Love’s Pestilence

From The New York Times:

Downing-t_CA0-popup Since 1998, the New York Public Library has housed a manuscript so blistering that researchers are probably required to don oven mitts before handling it. Consisting of a long-overlooked autobiographical fragment by Claire Clairmont, who was Mary Shelley’s stepsister, Lord Byron’s lover and the inspiration for Henry James’s “Aspern Papers,” it has the declared intention of showing what “evil passion” sprang from the pursuit of free love by Byron and Percy Bysshe Shelley. “Under the influence of the doctrine and belief of free love,” Clairmont states, “I saw the two first poets of England . . . become monsters of lying, meanness, cruelty and treachery — under the influence of free love Lord B became a human tyger slaking his thirst for inflicting pain upon defenceless women.” Her indictment, which Daisy Hay says is now being published for the first time, comes only at the end of “Young Romantics” yet sends a blast of scorching fury back across the entire book. For Clairmont’s charges, however hyperbolic, have about them a degree of truth. Not just for her but for Mary Shelley and other women, participating in the communal, proto-1960s life of “English poetry’s greatest generation,” as Hay’s subtitle puts it, was ultimately less thrilling than damaging.
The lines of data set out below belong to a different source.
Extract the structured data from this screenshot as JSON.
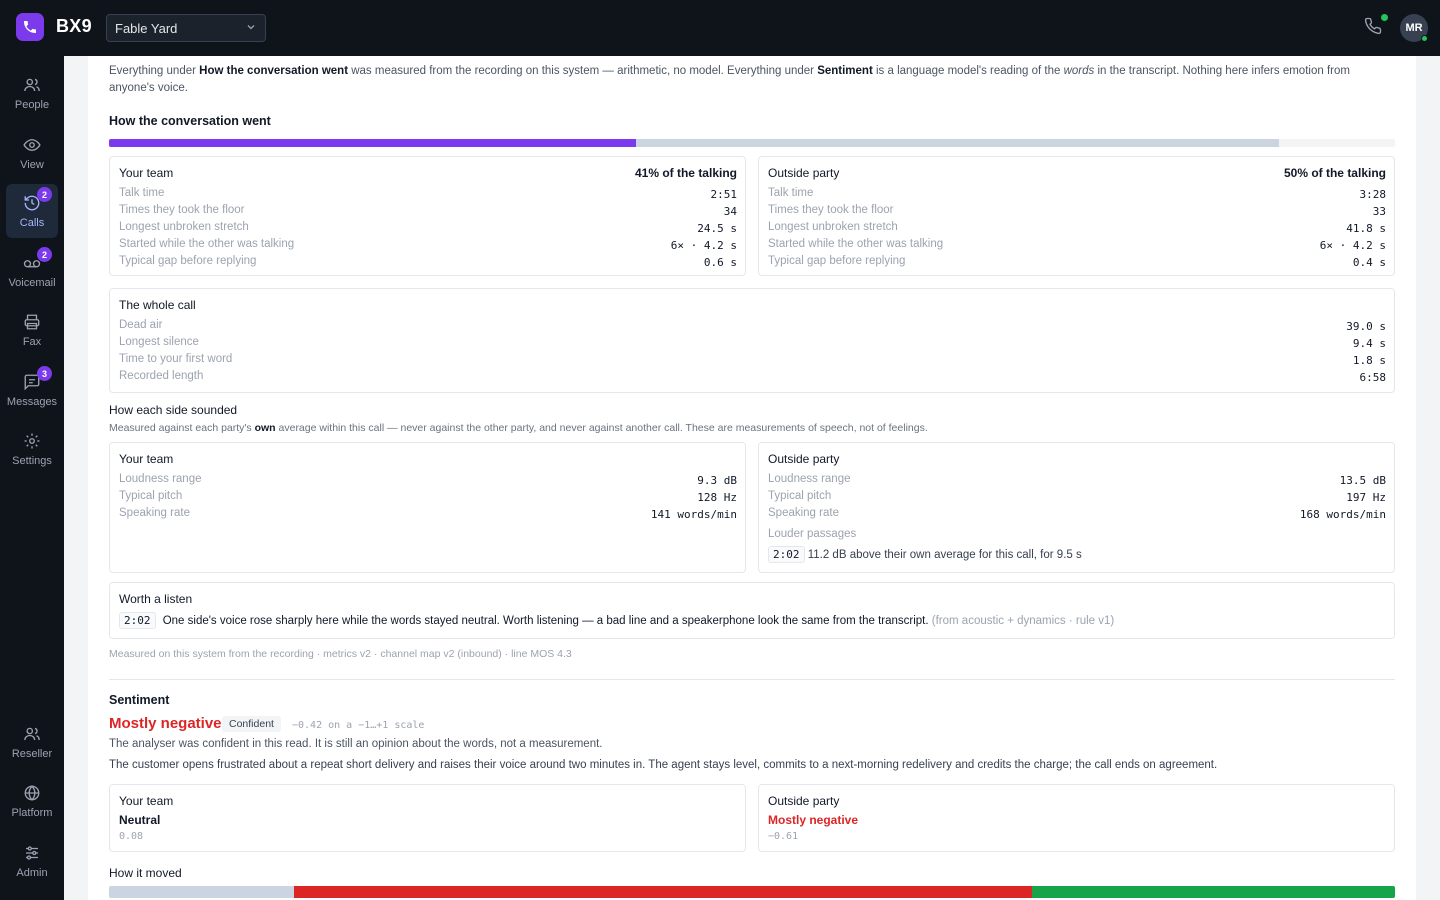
{
  "app": {
    "brand": "BX9",
    "site": "Fable Yard",
    "avatar_initials": "MR"
  },
  "colors": {
    "accent": "#7c3aed",
    "negative": "#dc2626",
    "positive": "#16a34a",
    "neutral_bar": "#cbd5e1"
  },
  "sidebar": {
    "items": [
      {
        "label": "People",
        "icon": "people-icon"
      },
      {
        "label": "View",
        "icon": "eye-icon"
      },
      {
        "label": "Calls",
        "icon": "history-icon",
        "badge": "2",
        "active": true
      },
      {
        "label": "Voicemail",
        "icon": "voicemail-icon",
        "badge": "2"
      },
      {
        "label": "Fax",
        "icon": "printer-icon"
      },
      {
        "label": "Messages",
        "icon": "message-icon",
        "badge": "3"
      },
      {
        "label": "Settings",
        "icon": "gear-icon"
      }
    ],
    "bottom": [
      {
        "label": "Reseller",
        "icon": "people-icon"
      },
      {
        "label": "Platform",
        "icon": "globe-icon"
      },
      {
        "label": "Admin",
        "icon": "sliders-icon"
      }
    ]
  },
  "intro": {
    "p1": "Everything under ",
    "b1": "How the conversation went",
    "p2": " was measured from the recording on this system — arithmetic, no model. Everything under ",
    "b2": "Sentiment",
    "p3": " is a language model's reading of the ",
    "i1": "words",
    "p4": " in the transcript. Nothing here infers emotion from anyone's voice."
  },
  "conversation": {
    "heading": "How the conversation went",
    "talk_share": {
      "team": 0.41,
      "outside": 0.5
    },
    "team": {
      "title": "Your team",
      "share": "41% of the talking",
      "rows": [
        {
          "label": "Talk time",
          "value": "2:51"
        },
        {
          "label": "Times they took the floor",
          "value": "34"
        },
        {
          "label": "Longest unbroken stretch",
          "value": "24.5 s"
        },
        {
          "label": "Started while the other was talking",
          "value": "6× · 4.2 s"
        },
        {
          "label": "Typical gap before replying",
          "value": "0.6 s"
        }
      ]
    },
    "outside": {
      "title": "Outside party",
      "share": "50% of the talking",
      "rows": [
        {
          "label": "Talk time",
          "value": "3:28"
        },
        {
          "label": "Times they took the floor",
          "value": "33"
        },
        {
          "label": "Longest unbroken stretch",
          "value": "41.8 s"
        },
        {
          "label": "Started while the other was talking",
          "value": "6× · 4.2 s"
        },
        {
          "label": "Typical gap before replying",
          "value": "0.4 s"
        }
      ]
    },
    "whole": {
      "title": "The whole call",
      "rows": [
        {
          "label": "Dead air",
          "value": "39.0 s"
        },
        {
          "label": "Longest silence",
          "value": "9.4 s"
        },
        {
          "label": "Time to your first word",
          "value": "1.8 s"
        },
        {
          "label": "Recorded length",
          "value": "6:58"
        }
      ]
    }
  },
  "sounded": {
    "heading": "How each side sounded",
    "note_a": "Measured against each party's ",
    "note_b": "own",
    "note_c": " average within this call — never against the other party, and never against another call. These are measurements of speech, not of feelings.",
    "team": {
      "title": "Your team",
      "rows": [
        {
          "label": "Loudness range",
          "value": "9.3 dB"
        },
        {
          "label": "Typical pitch",
          "value": "128 Hz"
        },
        {
          "label": "Speaking rate",
          "value": "141 words/min"
        }
      ]
    },
    "outside": {
      "title": "Outside party",
      "rows": [
        {
          "label": "Loudness range",
          "value": "13.5 dB"
        },
        {
          "label": "Typical pitch",
          "value": "197 Hz"
        },
        {
          "label": "Speaking rate",
          "value": "168 words/min"
        }
      ],
      "louder_label": "Louder passages",
      "louder_time": "2:02",
      "louder_text": "11.2 dB above their own average for this call, for 9.5 s"
    }
  },
  "listen": {
    "title": "Worth a listen",
    "time": "2:02",
    "text": "One side's voice rose sharply here while the words stayed neutral. Worth listening — a bad line and a speakerphone look the same from the transcript.",
    "source": "(from acoustic + dynamics · rule v1)"
  },
  "footnote": "Measured on this system from the recording · metrics v2 · channel map v2 (inbound) · line MOS 4.3",
  "sentiment": {
    "heading": "Sentiment",
    "overall": "Mostly negative",
    "confidence": "Confident",
    "score": "−0.42 on a −1…+1 scale",
    "confidence_note": "The analyser was confident in this read. It is still an opinion about the words, not a measurement.",
    "summary": "The customer opens frustrated about a repeat short delivery and raises their voice around two minutes in. The agent stays level, commits to a next-morning redelivery and credits the charge; the call ends on agreement.",
    "team": {
      "title": "Your team",
      "label": "Neutral",
      "score": "0.08"
    },
    "outside": {
      "title": "Outside party",
      "label": "Mostly negative",
      "score": "−0.61"
    },
    "moved_heading": "How it moved",
    "moved_segments": [
      {
        "tone": "neutral",
        "share": 0.144
      },
      {
        "tone": "negative",
        "share": 0.574
      },
      {
        "tone": "positive",
        "share": 0.282
      }
    ]
  }
}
This, at least, is the dominant impression I took away from “Young Romantics,” even if it isn’t Hay’s thesis or even drift.

More here.